Task requirements: Using the data below, copy every line that contains the word "Antioquia".

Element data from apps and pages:
------------
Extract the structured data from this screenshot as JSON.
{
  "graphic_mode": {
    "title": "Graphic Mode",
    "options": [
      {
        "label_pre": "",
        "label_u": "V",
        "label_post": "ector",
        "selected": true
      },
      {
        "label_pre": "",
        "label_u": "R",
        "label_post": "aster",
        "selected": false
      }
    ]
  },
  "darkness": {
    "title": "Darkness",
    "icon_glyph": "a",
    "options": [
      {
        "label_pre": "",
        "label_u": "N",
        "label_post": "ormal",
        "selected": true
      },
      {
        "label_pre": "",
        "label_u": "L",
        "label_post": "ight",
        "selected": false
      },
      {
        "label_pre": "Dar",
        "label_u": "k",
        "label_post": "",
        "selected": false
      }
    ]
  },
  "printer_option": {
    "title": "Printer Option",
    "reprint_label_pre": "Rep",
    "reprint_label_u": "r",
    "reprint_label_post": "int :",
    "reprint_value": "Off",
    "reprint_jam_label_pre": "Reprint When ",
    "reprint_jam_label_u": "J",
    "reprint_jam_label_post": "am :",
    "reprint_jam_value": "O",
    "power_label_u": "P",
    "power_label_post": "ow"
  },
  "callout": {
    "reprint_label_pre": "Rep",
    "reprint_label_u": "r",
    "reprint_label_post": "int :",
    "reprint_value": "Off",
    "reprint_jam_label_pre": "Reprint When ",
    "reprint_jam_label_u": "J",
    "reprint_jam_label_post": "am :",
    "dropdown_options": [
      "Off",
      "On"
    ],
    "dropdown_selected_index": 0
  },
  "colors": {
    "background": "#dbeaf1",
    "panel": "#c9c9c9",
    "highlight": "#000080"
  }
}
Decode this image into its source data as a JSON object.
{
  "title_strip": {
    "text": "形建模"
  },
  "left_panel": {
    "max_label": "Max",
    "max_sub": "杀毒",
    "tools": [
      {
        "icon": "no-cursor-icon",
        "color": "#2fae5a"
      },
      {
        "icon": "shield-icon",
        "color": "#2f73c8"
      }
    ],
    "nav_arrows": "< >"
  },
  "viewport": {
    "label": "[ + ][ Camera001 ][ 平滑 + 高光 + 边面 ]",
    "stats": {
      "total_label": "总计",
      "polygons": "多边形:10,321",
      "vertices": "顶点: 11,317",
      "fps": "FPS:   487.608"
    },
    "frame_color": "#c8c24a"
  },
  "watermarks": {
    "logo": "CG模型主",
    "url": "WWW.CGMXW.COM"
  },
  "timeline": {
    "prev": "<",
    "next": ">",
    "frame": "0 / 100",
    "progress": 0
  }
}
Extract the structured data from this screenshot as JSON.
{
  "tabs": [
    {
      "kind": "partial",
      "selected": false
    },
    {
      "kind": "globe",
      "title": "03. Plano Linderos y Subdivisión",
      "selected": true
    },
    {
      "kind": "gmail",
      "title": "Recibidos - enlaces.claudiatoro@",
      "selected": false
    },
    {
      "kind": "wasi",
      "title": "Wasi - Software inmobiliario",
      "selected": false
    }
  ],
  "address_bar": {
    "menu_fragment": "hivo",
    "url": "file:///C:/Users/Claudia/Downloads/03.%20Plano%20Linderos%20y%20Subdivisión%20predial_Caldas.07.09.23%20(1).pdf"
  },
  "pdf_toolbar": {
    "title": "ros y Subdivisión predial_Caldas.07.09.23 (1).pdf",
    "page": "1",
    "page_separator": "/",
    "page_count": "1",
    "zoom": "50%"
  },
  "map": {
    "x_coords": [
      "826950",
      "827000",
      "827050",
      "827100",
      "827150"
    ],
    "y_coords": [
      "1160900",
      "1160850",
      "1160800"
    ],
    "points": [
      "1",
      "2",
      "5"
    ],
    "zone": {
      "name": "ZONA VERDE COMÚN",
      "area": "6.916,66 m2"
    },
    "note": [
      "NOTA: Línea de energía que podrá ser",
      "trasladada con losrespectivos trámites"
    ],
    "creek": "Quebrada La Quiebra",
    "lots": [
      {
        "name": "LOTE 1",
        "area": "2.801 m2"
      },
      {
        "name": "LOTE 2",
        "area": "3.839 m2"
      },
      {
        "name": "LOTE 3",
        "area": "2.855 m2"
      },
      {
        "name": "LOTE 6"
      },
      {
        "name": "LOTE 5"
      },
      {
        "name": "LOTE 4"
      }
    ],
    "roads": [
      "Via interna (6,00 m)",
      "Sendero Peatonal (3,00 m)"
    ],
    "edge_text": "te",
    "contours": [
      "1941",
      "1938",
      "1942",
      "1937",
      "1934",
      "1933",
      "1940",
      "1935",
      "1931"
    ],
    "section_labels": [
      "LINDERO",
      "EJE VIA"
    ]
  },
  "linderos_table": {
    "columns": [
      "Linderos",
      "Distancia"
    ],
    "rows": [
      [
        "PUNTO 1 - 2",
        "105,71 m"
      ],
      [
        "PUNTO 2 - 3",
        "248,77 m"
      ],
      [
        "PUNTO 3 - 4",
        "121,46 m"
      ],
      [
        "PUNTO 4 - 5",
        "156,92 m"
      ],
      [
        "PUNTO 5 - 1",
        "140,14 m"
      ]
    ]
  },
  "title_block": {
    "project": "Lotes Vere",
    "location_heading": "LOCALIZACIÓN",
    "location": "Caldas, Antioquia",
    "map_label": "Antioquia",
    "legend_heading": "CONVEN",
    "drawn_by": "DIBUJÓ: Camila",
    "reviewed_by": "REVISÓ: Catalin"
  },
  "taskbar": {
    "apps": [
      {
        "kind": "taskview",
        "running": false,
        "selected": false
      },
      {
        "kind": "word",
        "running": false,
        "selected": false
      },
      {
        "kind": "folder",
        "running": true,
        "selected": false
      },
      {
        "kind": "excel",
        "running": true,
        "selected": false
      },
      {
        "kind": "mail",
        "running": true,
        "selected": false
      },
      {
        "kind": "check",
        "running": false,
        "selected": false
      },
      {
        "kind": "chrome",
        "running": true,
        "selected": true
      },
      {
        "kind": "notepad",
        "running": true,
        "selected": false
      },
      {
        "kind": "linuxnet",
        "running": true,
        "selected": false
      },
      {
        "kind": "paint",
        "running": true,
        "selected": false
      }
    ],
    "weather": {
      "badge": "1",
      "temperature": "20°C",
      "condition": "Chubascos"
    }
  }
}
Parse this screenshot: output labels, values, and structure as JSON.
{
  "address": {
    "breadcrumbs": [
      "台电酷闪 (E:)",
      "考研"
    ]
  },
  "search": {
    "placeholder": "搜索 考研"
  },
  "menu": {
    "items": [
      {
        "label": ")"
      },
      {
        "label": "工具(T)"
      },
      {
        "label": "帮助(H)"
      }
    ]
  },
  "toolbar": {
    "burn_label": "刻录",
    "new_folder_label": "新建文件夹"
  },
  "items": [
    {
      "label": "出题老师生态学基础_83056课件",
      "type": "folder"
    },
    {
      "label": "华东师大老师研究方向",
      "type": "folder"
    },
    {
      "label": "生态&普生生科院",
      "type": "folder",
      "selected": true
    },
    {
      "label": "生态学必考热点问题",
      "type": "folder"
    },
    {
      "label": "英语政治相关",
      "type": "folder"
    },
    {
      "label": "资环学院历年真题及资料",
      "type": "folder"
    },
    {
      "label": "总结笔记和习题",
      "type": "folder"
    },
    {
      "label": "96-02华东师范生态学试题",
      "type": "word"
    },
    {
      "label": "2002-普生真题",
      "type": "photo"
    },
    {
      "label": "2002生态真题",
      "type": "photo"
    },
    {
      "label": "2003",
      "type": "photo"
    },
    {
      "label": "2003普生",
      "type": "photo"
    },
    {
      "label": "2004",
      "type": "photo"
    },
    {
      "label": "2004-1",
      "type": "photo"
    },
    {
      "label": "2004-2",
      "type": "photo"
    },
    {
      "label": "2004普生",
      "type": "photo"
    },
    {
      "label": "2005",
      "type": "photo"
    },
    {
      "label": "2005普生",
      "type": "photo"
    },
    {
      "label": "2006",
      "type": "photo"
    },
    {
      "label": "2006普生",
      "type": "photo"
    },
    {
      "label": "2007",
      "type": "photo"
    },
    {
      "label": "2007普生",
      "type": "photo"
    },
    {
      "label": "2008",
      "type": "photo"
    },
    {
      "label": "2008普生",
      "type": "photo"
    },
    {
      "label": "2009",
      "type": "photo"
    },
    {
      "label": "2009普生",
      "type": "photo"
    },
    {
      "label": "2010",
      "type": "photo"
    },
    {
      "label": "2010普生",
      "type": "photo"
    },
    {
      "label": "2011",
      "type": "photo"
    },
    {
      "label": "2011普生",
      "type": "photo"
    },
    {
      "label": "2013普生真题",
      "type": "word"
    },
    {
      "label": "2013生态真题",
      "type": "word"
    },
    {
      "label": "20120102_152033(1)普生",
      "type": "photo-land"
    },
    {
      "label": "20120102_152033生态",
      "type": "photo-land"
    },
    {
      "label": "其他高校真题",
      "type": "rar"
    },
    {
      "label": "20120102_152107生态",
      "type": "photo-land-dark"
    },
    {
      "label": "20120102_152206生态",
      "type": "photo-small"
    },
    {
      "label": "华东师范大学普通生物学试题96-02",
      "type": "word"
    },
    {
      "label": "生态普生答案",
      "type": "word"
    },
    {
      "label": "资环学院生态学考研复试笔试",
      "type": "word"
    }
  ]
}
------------
Response below:
    "location": "Caldas, Antioquia",
    "map_label": "Antioquia",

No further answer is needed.